Based on CBRE’s survey of monthly operating performance, U.S. hotels experienced a 58 percent decline in total hotel revenues from 2019 to 2020. This resulted in a decrease of 78 percent in profits at the gross operating profit (GOP) level, along with a 107 percent fall off in earnings before interest, taxes, depreciation, and amortization (EBITDA).
To minimize the negative impact on profits, management had no alternative but to take drastic action. In 2019, total labor costs and related expenses comprised 50.2 percent of hotel expenses through GOP. Therefore, operators naturally looked at controlling employee-related expenditures to help limit the declines in hotel profits.
During 2020, thousands of hotels let go of hourly associates and enlisted managers to fill line-level functions. At least one well-known operator released all middle managers, leaving local general managers and directors of sales and marketing to oversee a skeletal line staff.
Food and beverage offerings were scaled back dramatically, reflecting unprecedentedly low occupancies, as well as the uncertainties of how to serve patrons safely. Buffets all but disappeared. Spas closed for the most part during much of the pandemic’s duration. The use of contract/leased labor as a percentage of total payroll costs declined significantly as the need for supplemental labor fell off with the decline in overall volume.
At the same time, housekeeping tasks became more extensive in sync with enhanced sanitation and safety protocols, thus resulting in increased hours. The need for security increased as reopened hotels enforced social distancing and administered temperature checks.
To analyze changes in hotel labor costs during 2020, CBRE and Heath & Company Hospitality Advisor LLC examined the operating performance of 3,254 U.S. hotels that submitted detailed 2019 and 2020 labor expenditure data to CBRE’s annual Trends in the Hotel Industry survey. In 2020, these properties averaged 219 rooms in size, with an occupancy level of 36.3 percent and an average daily rate (ADR) of $133.41.
From 2019 to 2020, total labor and related costs declined by 51.8 percent at the hotels in the sample. Burdened with the greatest declines in revenue, along with extensive services and amenities, full-service, convention, all-suite, and resort hotels required the greatest number of employees on a per room basis. Accordingly, these properties found it more difficult to cut labor costs compared to limited-service and extended-stay properties.
The decline in total labor costs was driven mainly by the salary and wages component. During 2020, the combined expenditures for salaries and wages, bonuses and incentive payments, contract and leased employees, and service charge payouts fell 55.3 percent.
Concurrently, payroll-related expenditures (employee benefits) declined by just 35.2 percent. A large part of payroll-related expenses is fixed in nature. The health insurance premiums for retained employees and extended benefits to furloughed staff caused this portion of labor costs to rise by 33.7 percent when measured on a dollar per available room basis.
Salary and Wage Components
CBRE tracked five discrete components of salaries and wages. In 2020, the greatest percentage declines were observed in service charge payments and bonuses.
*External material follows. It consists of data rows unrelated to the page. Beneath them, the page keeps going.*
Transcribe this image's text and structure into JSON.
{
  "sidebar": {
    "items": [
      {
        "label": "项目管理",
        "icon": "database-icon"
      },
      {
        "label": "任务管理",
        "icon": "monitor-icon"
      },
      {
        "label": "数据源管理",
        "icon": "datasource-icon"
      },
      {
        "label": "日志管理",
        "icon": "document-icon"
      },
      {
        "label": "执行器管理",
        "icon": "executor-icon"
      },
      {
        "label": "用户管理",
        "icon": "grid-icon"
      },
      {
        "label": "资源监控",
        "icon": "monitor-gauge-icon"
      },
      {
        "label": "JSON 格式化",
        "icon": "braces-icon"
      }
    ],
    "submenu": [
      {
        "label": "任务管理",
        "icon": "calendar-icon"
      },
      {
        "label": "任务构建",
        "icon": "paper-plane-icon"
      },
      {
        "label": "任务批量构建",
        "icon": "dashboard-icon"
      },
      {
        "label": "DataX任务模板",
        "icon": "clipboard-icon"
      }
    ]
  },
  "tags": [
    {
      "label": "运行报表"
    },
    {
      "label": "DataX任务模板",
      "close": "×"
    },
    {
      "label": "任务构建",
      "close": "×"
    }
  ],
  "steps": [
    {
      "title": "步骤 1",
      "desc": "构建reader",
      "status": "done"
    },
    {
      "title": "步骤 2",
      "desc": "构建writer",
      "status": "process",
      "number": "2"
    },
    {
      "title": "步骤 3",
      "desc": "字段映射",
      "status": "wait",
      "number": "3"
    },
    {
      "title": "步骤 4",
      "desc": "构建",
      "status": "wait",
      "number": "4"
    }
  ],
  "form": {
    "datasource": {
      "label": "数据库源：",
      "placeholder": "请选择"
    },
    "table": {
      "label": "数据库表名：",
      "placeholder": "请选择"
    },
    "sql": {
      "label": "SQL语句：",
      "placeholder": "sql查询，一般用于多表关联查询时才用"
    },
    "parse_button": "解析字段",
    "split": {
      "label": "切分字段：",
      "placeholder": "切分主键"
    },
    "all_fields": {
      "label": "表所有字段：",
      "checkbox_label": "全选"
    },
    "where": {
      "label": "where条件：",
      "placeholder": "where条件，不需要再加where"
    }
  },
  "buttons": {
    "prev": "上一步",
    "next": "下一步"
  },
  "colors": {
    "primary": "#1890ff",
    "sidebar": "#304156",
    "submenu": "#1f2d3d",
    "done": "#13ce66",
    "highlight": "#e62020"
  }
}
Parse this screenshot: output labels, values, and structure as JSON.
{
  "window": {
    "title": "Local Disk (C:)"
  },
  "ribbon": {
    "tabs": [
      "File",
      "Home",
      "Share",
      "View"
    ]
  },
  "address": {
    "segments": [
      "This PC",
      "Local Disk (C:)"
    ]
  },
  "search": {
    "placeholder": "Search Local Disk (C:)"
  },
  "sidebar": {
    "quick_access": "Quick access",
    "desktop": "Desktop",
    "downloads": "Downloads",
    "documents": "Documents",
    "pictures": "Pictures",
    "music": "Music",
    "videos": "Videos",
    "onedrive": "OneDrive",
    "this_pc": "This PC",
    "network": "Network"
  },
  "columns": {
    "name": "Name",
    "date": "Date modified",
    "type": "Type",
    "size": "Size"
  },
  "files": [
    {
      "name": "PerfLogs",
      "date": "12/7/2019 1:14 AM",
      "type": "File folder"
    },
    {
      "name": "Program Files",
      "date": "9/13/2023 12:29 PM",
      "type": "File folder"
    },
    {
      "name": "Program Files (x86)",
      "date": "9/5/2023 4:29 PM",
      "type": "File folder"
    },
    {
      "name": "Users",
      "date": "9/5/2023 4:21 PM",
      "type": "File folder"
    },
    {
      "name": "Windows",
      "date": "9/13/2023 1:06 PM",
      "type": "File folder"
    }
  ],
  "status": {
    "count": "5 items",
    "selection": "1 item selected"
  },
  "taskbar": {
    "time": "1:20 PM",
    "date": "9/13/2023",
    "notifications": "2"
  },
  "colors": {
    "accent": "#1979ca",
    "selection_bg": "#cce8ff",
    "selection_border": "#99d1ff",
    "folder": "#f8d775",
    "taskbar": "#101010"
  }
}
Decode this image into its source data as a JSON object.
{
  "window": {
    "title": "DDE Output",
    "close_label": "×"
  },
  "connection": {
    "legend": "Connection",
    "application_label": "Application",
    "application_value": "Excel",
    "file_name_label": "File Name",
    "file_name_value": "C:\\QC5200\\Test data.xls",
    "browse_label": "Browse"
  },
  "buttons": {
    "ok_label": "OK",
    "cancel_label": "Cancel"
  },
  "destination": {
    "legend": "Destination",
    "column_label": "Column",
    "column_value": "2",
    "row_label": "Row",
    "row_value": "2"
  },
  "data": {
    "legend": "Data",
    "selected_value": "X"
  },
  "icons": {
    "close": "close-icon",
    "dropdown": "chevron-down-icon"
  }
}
This is to be expected given the falloff in revenues and profits. The percent of properties in the sample that reported bonus payments declined from 87.1 percent in 2019 to 78.5 percent in 2020. The greatest declines were reported in the F&B, admin and general, and sales and marketing departments.
Among the direct salary and wage categories, the declines were greater for non-management personnel (down 59.4 percent) compared to management (down 36 percent). Most non-management personnel are paid on an hourly basis, and are therefore more susceptible to declines in business volume. Management cuts were made, but minimum levels of management were retained to preserve reduced operations and the value of the physical facility.
Due to labor shortages and the desire to control employee benefits, the use of contract and leased labor was on the rise before 2020. However, with the decline in business volume, the need for these employees lessened, and payments made to contract/leased labor declined by 60.4 percent in 2020. This is consistent with the decline in the percent of hotels in the sample that reported contract/leased labor payments—from 56.8 percent in 2019 to 52.3 percent in 2020. The greatest decline in the use of contract/leased labor was seen in the rooms department. An interesting exception is the increase in the info and telecom systems department as properties opted to eliminate fixed staff and outsource technology-related functions.
While the incidence of bonus and incentive payments did not decline dramatically, the aggregate bonus and incentive payments did fall by nearly 80 percent in 2020.
Looking forward, operators will be challenged to maintain the depth of the staffing cuts made in 2020. Occupancy levels will rise and hotels will reopen some of the services and amenities removed in 2020 to compete and justify room rate increases, resulting in the need for more employees.
However, some lessons learned will help limit labor costs. During 2020, many employees were cross-trained to perform multiple roles. Brands may eliminate services and amenities that guests no longer value. More hotels rolled out technology that expedites the guest registration process. All these factors should help contain the inevitable rise in labor expenditures.